AI Being Recognised by Large Companies
One significant difference between crypto and AI is who is championing the charge. The majority of the excitement around crypto was pushed by small startups and emerging techpreneurs.
The majority of AI champions however are established tech companies like Microsoft and Google.
Just because tech giants are pursuing AI products does not mean they are safe from a bubble bursting. But, there is some cause for us to believe that these projects will be run better than crypto projects.
The main reason for this is that while small startups are able to innovate, they often lack industry or technical expertise that can help them manage crises that emerge.
Established businesses are also less likely to sign their name to projects that they do not believe in their long term viability. So if Microsoft is putting 10 billion towards a new AI project, then you know that they believe in the viability of the project.

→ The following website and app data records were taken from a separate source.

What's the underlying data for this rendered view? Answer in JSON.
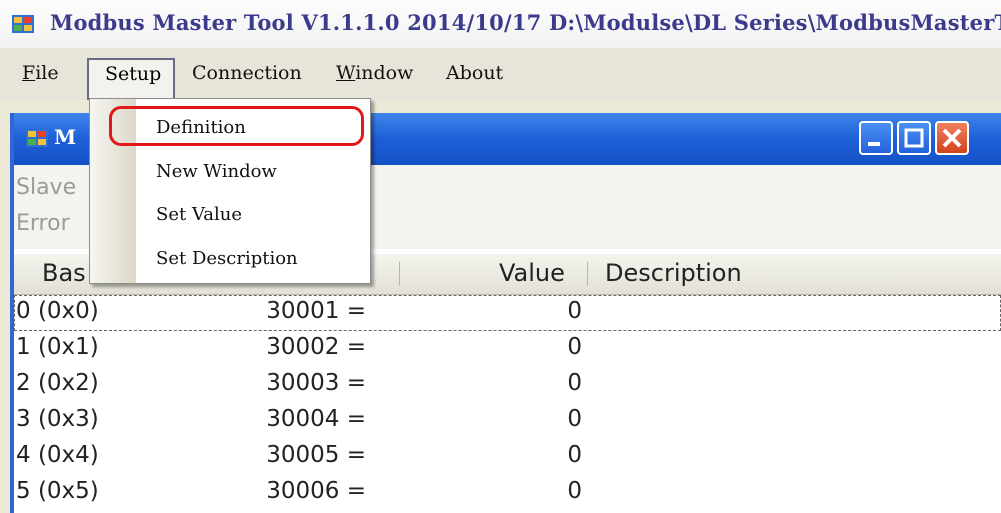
{
  "window": {
    "title": "Modbus Master Tool V1.1.1.0  2014/10/17  D:\\Modulse\\DL Series\\ModbusMasterToo"
  },
  "menubar": {
    "items": [
      {
        "label": "File",
        "accel": "F",
        "rest": "ile"
      },
      {
        "label": "Setup"
      },
      {
        "label": "Connection"
      },
      {
        "label": "Window",
        "accel": "W",
        "rest": "indow"
      },
      {
        "label": "About"
      }
    ]
  },
  "setup_menu": {
    "items": [
      "Definition",
      "New Window",
      "Set Value",
      "Set Description"
    ],
    "highlighted": "Definition"
  },
  "child_window": {
    "title_visible": "M",
    "info_lines": [
      "Slave",
      "Error"
    ]
  },
  "grid": {
    "headers": {
      "base": "Bas",
      "value": "Value",
      "description": "Description"
    },
    "rows": [
      {
        "base": "0 (0x0)",
        "address": "30001  =",
        "value": "0",
        "description": "",
        "selected": true
      },
      {
        "base": "1 (0x1)",
        "address": "30002  =",
        "value": "0",
        "description": ""
      },
      {
        "base": "2 (0x2)",
        "address": "30003  =",
        "value": "0",
        "description": ""
      },
      {
        "base": "3 (0x3)",
        "address": "30004  =",
        "value": "0",
        "description": ""
      },
      {
        "base": "4 (0x4)",
        "address": "30005  =",
        "value": "0",
        "description": ""
      },
      {
        "base": "5 (0x5)",
        "address": "30006  =",
        "value": "0",
        "description": ""
      }
    ]
  },
  "colors": {
    "child_title_bar": "#1e5fd6",
    "highlight": "#e01818",
    "title_text": "#3b3b8c"
  },
  "icons": [
    "app-icon",
    "minimize-icon",
    "maximize-icon",
    "close-icon"
  ]
}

This in itself does not mean that AI is going to be massively viable. Of course there have been a number of significant players in the tech space that tied themselves to crypto before its bubble popped, but it is an important detail to make note of.
Fundamentally, a larger concern for crypto proponents, that AI does not share, are the number of unsavoury elements involved in crypto.
Firstly there’s the fact that crypto is often tied to illicit trade. One of the benefits of crypto is unregulated and unmonitored movement of money. While this element of financial freedom can be a good thing, it also allows bad actors to benefit.
For example, hackers will often demand ransom in bitcoin or another crypto, because it is untraceable.
Within that same point, the deregulated nature of crypto also makes it unsafe. If your account is hacked, and you lose your crypto portfolio, there is very little that can be done to get your money back.
There’s also the fact that a lot of dubious entities got involved in crypto “pump and dumps”. The goal of this is to artificially inflate the value of a speculative asset by getting excitement around the product, and then selling off your stake once it reaches its peak value.
People would also approach celebrities for endorsements, offering them money to post about a crypto project to their social media followers in order to drum up excitement.
A number of these issues is what created a cause for buyer hesitancy, beyond the already mentioned environmental concerns, which meant that crypto would likely have reached a point of stagnation within its markets even if the crash did not happen.
Not Everything Made by AI is Gold
Critics of the AI wave have a critical point. Not all AI products are created equal. During this time, a lot of charlatans will try to use AI as a selling point for a bogus product.
People will try to take advantage of the public’s excitement and lack of understanding to try and get money. That’s why it is critical that before you invest in an AI project, you make sure you understand AI and its limitations.
It’s always important to remember, if something sounds too good to be true, then it probably is.
Is the Artificial Intelligence Gold Rush the Next Crypto Bubble? Here’s What You Need to Know!
Before the announcement by the US Federal Reserve, crypto was at an all-time high but began to suffer massively. Since then, the wider public has lost interest in cryptocurrencies and has begun to look towards Artificial Intelligence as the new exciting wave within tech.
AI’s focus on ethics and the fact that established businesses are championing it, help to make it more stable than crypto.
Additionally, crypto’s problems such as being tied to illicit trade, unsafe, and having a lot of dubious entities involved, has created a cause for buyer hesitancy beyond its bubble popping.
This does not mean that all crypto projects are bad, in fact most that have managed to survive the crypto collapse have done so because they provide some inherent value.
Nor is every AI project worth spending time and money on. As always, it’s important to make sure you are aware of the pitfalls and promise of a project before you invest.
But ultimately, it is unlikely that AI will see a dramatic bubble pop in the same way crypto has, for many reasons including the ones we’ve listed above.